Return all lines from the entries below in which the word "Branch" is present.

————

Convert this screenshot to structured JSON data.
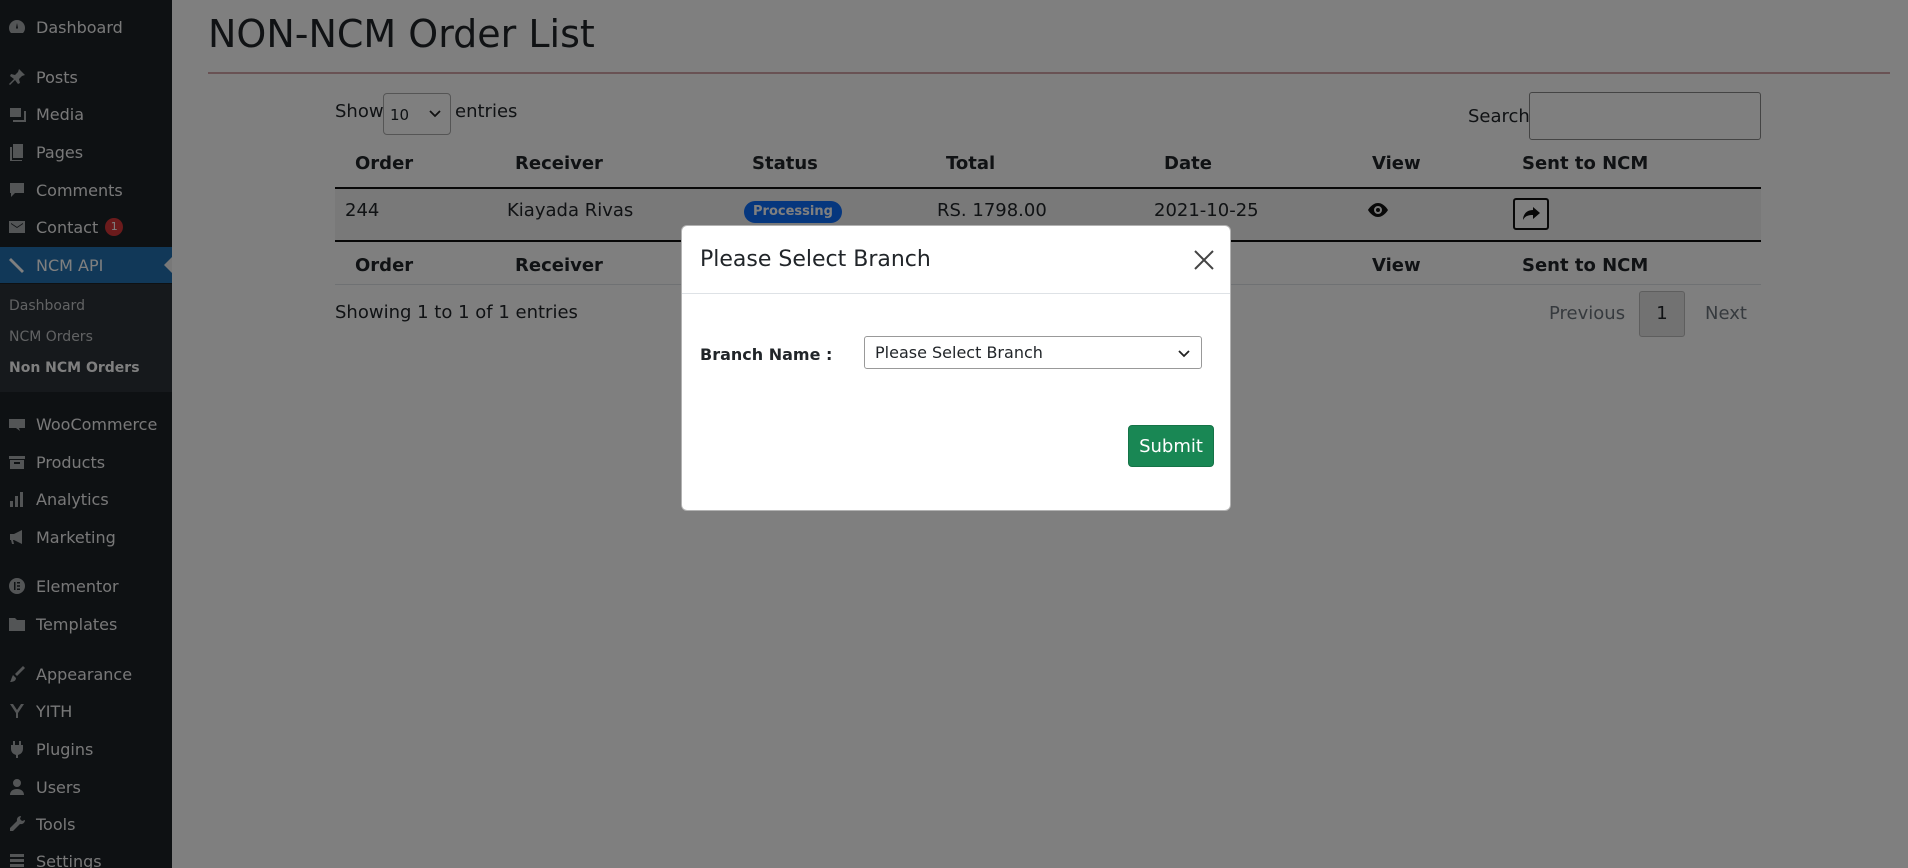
{
  "sidebar": {
    "items": [
      {
        "label": "Dashboard",
        "icon": "dashboard-icon"
      },
      {
        "label": "Posts",
        "icon": "pin-icon"
      },
      {
        "label": "Media",
        "icon": "media-icon"
      },
      {
        "label": "Pages",
        "icon": "pages-icon"
      },
      {
        "label": "Comments",
        "icon": "comment-icon"
      },
      {
        "label": "Contact",
        "icon": "mail-icon",
        "badge": "1"
      },
      {
        "label": "NCM API",
        "icon": "ncm-api-icon",
        "active": true
      },
      {
        "label": "WooCommerce",
        "icon": "woocommerce-icon"
      },
      {
        "label": "Products",
        "icon": "products-icon"
      },
      {
        "label": "Analytics",
        "icon": "analytics-icon"
      },
      {
        "label": "Marketing",
        "icon": "megaphone-icon"
      },
      {
        "label": "Elementor",
        "icon": "elementor-icon"
      },
      {
        "label": "Templates",
        "icon": "folder-icon"
      },
      {
        "label": "Appearance",
        "icon": "brush-icon"
      },
      {
        "label": "YITH",
        "icon": "yith-icon"
      },
      {
        "label": "Plugins",
        "icon": "plugin-icon"
      },
      {
        "label": "Users",
        "icon": "user-icon"
      },
      {
        "label": "Tools",
        "icon": "wrench-icon"
      },
      {
        "label": "Settings",
        "icon": "settings-icon"
      }
    ],
    "submenu": [
      {
        "label": "Dashboard"
      },
      {
        "label": "NCM Orders"
      },
      {
        "label": "Non NCM Orders",
        "current": true
      }
    ]
  },
  "page": {
    "title": "NON-NCM Order List"
  },
  "table_controls": {
    "show_label": "Show",
    "entries_label": "entries",
    "length_value": "10",
    "search_label": "Search:",
    "search_value": ""
  },
  "table": {
    "columns": [
      "Order",
      "Receiver",
      "Status",
      "Total",
      "Date",
      "View",
      "Sent to NCM"
    ],
    "rows": [
      {
        "order": "244",
        "receiver": "Kiayada Rivas",
        "status": "Processing",
        "total": "RS. 1798.00",
        "date": "2021-10-25"
      }
    ],
    "info": "Showing 1 to 1 of 1 entries",
    "pagination": {
      "previous": "Previous",
      "current": "1",
      "next": "Next"
    }
  },
  "modal": {
    "title": "Please Select Branch",
    "branch_label": "Branch Name :",
    "branch_select_value": "Please Select Branch",
    "submit_label": "Submit"
  },
  "colors": {
    "sidebar_bg": "#1d2327",
    "sidebar_active": "#2271b1",
    "status_badge": "#0d6efd",
    "submit_button": "#198754",
    "badge_red": "#d63638"
  }
}
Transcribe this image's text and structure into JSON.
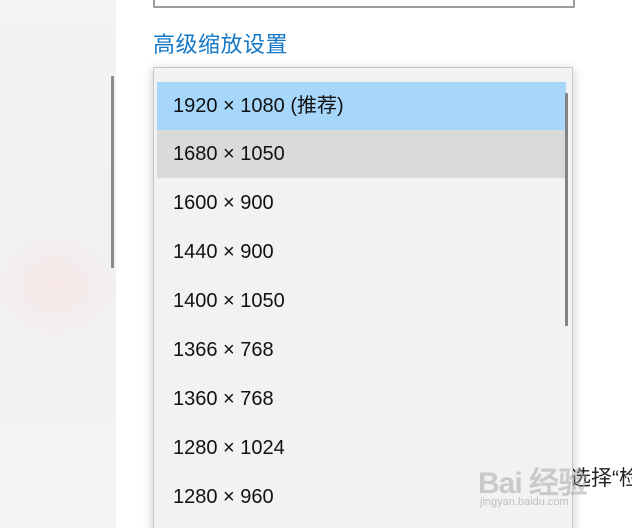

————

#### Response area:
    "title": "Please Select Branch",
    "branch_label": "Branch Name :",
    "branch_select_value": "Please Select Branch",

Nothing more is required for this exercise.